One attack on a mosque might be called an isolated incident. But when the attack repeats in different mosques, with hate graffiti and threatening letters left, these incidents should be called what they truly are: hate crimes.
This is the main theme of the first novel by Waterloo-based writer Mariam Pirbhai, as she explores how multiple anti-Muslim attacks were wrongly labelled as isolated incidents.
“Everything, however minor, is part of this larger sort of culture, of this larger form of anti-Muslim sentiment,” Pirbhai, a Wilfrid Laurier University English and film professor, told Toronto Star.

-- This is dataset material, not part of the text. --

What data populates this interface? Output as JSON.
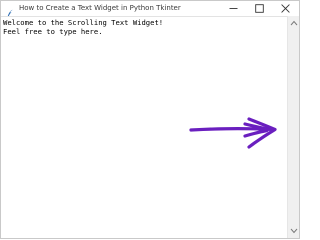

“We simply relegate things to an isolated incident affecting a minor community,” said Pirbhai, 52, whose decision to write the novel is premised on the fact that Canadian Muslims are under-represented in Canadian literature.

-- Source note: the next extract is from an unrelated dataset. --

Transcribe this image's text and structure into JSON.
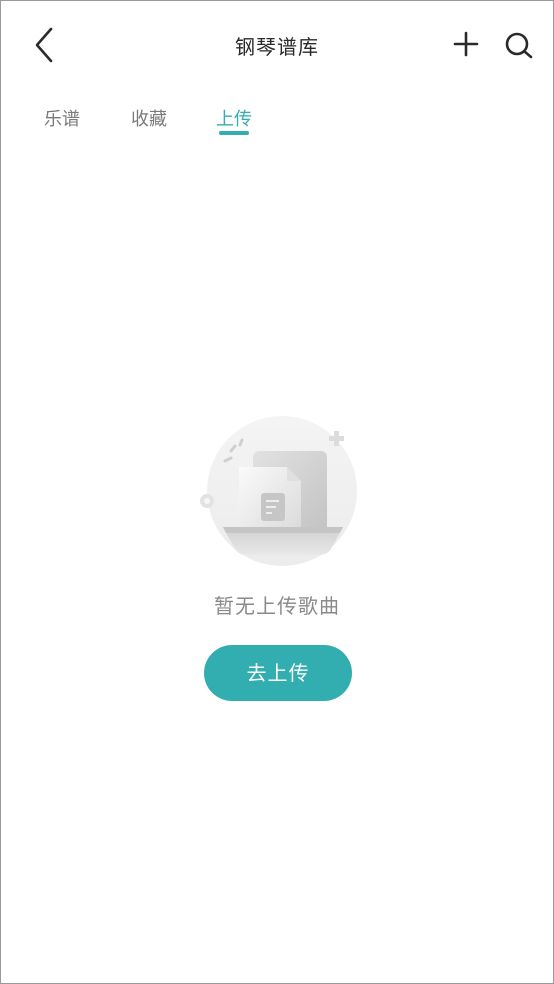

Pirbhai said she was inspired to write the novel after the shooting massacre in Quebec five years ago which left six Muslim worshippers dead inside the mosque.
Other incidents included an attack on a mosque in Alberta; a Cambridge mosque vandalized in 2021; and most disturbing, three generations of the Afzaal family of London deliberately killed by truck in June 2021.

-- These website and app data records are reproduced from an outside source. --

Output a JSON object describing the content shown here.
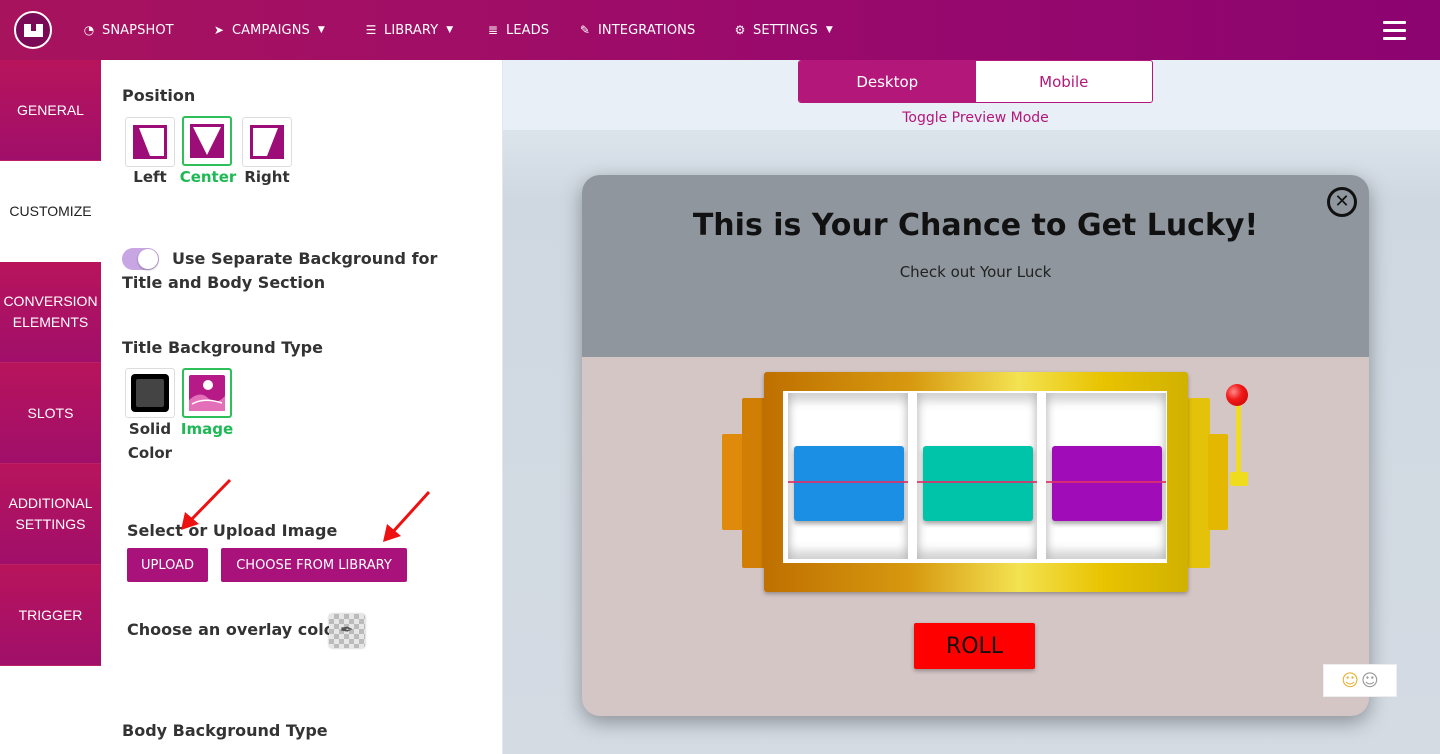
{
  "nav": {
    "items": [
      {
        "label": "SNAPSHOT",
        "icon": "dashboard-icon",
        "dropdown": false
      },
      {
        "label": "CAMPAIGNS",
        "icon": "paper-plane-icon",
        "dropdown": true
      },
      {
        "label": "LIBRARY",
        "icon": "library-icon",
        "dropdown": true
      },
      {
        "label": "LEADS",
        "icon": "list-icon",
        "dropdown": false
      },
      {
        "label": "INTEGRATIONS",
        "icon": "plug-icon",
        "dropdown": false
      },
      {
        "label": "SETTINGS",
        "icon": "cogs-icon",
        "dropdown": true
      }
    ]
  },
  "sidetabs": [
    "GENERAL",
    "CUSTOMIZE",
    "CONVERSION ELEMENTS",
    "SLOTS",
    "ADDITIONAL SETTINGS",
    "TRIGGER"
  ],
  "panel": {
    "position_label": "Position",
    "position_options": [
      "Left",
      "Center",
      "Right"
    ],
    "position_selected": "Center",
    "separate_bg_label": "Use Separate Background for Title and Body Section",
    "separate_bg_on": true,
    "title_bg_label": "Title Background Type",
    "title_bg_options": [
      "Solid Color",
      "Image"
    ],
    "title_bg_selected": "Image",
    "select_upload_label": "Select or Upload Image",
    "upload_btn": "UPLOAD",
    "library_btn": "CHOOSE FROM LIBRARY",
    "overlay_label": "Choose an overlay color",
    "body_bg_label": "Body Background Type"
  },
  "preview": {
    "toggle": [
      "Desktop",
      "Mobile"
    ],
    "toggle_active": "Desktop",
    "toggle_hint": "Toggle Preview Mode",
    "popup_title": "This is Your Chance to Get Lucky!",
    "popup_subtitle": "Check out Your Luck",
    "roll_btn": "ROLL",
    "reel_colors": [
      "#1a8fe3",
      "#00c4aa",
      "#a00cb8"
    ]
  },
  "colors": {
    "brand": "#a8127a",
    "selected": "#1db954",
    "roll": "#ff0000"
  }
}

In addition to the major theme of anti-Muslim hate, the book explores how some second-generation youth struggle to fit into the dominant culture. Also, how young Muslim men can be objects of surveillance, and how a young person can be radicalized online.